In addition to all these technologies, providing interactive messaging helps the homeowner make the best decision and also enforces energy saving measures, according to Hsieh.
“For instance, we offer a Smart Tips feature as part of the Lux App. The Smart Tips feature automatically sends seasonal tips on ways to help save energy. It offers general tips, as well as proactive suggestions, based on the user’s behavior on how to best save money and be energy efficient. These year-round recommendations help consumers manage their wallet and energy usage.”
With the IoT evolving at such a rapid rate, manufacturers continue to develop connected products equipped with the features that satisfy both residential contractors’ and customers’ demands.
“Some of our products are able to leverage algorithms to learn the home and how the people live in it to optimize energy savings,” said Iyer. “Our products can also tell if the HVAC system is oversized or undersized, which gives the homeowner a clear directive to optimize the system’s efficiency. It can also analyze how quickly the house gains or loses heat and is able to make adjustments to optimize daily operations to minimize run time while maximizing comfort.
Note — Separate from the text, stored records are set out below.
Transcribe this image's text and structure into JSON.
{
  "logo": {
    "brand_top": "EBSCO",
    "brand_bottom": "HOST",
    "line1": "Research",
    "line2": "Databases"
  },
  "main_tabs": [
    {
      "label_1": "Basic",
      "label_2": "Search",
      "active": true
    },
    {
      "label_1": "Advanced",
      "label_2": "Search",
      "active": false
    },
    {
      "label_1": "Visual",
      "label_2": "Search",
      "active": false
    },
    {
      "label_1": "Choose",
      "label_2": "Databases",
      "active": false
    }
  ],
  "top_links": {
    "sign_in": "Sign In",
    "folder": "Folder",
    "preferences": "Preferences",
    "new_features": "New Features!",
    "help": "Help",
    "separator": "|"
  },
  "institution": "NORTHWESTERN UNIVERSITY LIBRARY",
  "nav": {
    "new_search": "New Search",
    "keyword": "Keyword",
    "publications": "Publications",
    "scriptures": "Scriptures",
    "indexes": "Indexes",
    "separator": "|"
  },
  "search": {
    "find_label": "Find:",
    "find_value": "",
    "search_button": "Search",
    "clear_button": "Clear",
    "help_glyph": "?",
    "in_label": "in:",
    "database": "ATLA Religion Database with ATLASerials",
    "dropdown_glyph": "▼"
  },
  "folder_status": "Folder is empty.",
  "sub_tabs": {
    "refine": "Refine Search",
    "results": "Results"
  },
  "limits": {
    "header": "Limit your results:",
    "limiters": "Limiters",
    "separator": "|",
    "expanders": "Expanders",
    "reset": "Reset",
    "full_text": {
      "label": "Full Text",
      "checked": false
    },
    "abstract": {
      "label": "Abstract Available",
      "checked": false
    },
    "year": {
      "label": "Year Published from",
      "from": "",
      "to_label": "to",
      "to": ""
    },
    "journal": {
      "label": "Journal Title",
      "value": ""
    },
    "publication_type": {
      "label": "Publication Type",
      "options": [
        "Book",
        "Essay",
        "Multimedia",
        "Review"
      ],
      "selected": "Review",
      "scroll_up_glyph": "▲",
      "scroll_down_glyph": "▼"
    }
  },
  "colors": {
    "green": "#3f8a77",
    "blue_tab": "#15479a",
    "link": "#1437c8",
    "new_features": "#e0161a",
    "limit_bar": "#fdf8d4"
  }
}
All of these intuitive, technology-driven adjustments can lead to energy savings for consumers.”
Publication date: 12/4/2017